Below are some records. Say in a single number how many of their lines include the word "initials".

============

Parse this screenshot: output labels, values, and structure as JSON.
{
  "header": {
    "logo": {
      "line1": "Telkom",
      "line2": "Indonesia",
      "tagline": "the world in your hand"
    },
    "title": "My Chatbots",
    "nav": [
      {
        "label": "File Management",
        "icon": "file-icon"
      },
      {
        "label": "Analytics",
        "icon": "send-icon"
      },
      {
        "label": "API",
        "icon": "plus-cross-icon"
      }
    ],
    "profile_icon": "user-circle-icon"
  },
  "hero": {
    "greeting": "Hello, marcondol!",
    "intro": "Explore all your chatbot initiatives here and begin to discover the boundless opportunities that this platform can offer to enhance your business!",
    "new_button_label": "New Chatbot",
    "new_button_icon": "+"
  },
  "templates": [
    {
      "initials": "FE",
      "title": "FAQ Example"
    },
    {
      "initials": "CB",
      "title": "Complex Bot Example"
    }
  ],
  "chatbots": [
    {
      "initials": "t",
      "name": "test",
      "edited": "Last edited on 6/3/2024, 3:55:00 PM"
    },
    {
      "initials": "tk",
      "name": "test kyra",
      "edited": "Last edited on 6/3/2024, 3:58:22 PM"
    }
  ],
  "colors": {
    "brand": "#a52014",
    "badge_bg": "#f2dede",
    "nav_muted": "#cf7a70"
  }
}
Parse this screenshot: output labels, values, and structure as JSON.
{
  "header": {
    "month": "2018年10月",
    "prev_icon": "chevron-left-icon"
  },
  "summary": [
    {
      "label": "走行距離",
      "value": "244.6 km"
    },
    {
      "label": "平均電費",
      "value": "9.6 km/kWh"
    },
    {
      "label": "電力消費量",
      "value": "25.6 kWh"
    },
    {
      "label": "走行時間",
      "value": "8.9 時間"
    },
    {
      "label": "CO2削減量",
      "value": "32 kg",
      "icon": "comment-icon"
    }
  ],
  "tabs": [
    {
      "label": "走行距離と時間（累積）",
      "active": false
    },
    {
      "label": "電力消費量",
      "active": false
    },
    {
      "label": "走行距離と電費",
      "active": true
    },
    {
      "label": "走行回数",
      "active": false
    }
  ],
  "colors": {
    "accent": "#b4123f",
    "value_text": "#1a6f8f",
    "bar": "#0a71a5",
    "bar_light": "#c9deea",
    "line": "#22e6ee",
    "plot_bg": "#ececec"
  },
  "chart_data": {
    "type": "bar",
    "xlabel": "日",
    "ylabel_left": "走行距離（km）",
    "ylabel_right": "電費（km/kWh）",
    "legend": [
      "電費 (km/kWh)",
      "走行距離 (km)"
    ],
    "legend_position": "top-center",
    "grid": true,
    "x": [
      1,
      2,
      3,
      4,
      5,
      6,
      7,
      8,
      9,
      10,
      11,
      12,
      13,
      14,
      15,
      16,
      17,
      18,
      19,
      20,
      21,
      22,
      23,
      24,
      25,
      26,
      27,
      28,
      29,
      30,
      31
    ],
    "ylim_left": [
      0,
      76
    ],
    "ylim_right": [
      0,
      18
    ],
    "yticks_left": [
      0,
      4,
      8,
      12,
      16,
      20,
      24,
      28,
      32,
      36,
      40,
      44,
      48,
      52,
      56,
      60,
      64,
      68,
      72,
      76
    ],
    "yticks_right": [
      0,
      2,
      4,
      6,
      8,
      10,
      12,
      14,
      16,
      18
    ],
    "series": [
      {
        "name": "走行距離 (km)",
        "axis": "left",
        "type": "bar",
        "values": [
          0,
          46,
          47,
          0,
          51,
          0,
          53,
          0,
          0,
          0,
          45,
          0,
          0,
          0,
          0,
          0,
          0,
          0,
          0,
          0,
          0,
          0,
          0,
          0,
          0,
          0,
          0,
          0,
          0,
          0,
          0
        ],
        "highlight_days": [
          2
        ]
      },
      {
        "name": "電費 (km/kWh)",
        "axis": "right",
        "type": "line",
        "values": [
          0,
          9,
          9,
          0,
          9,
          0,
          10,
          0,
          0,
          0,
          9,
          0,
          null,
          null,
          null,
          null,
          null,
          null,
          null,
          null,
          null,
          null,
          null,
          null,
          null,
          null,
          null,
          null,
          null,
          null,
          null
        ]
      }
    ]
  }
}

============

ANSWER BOX:
4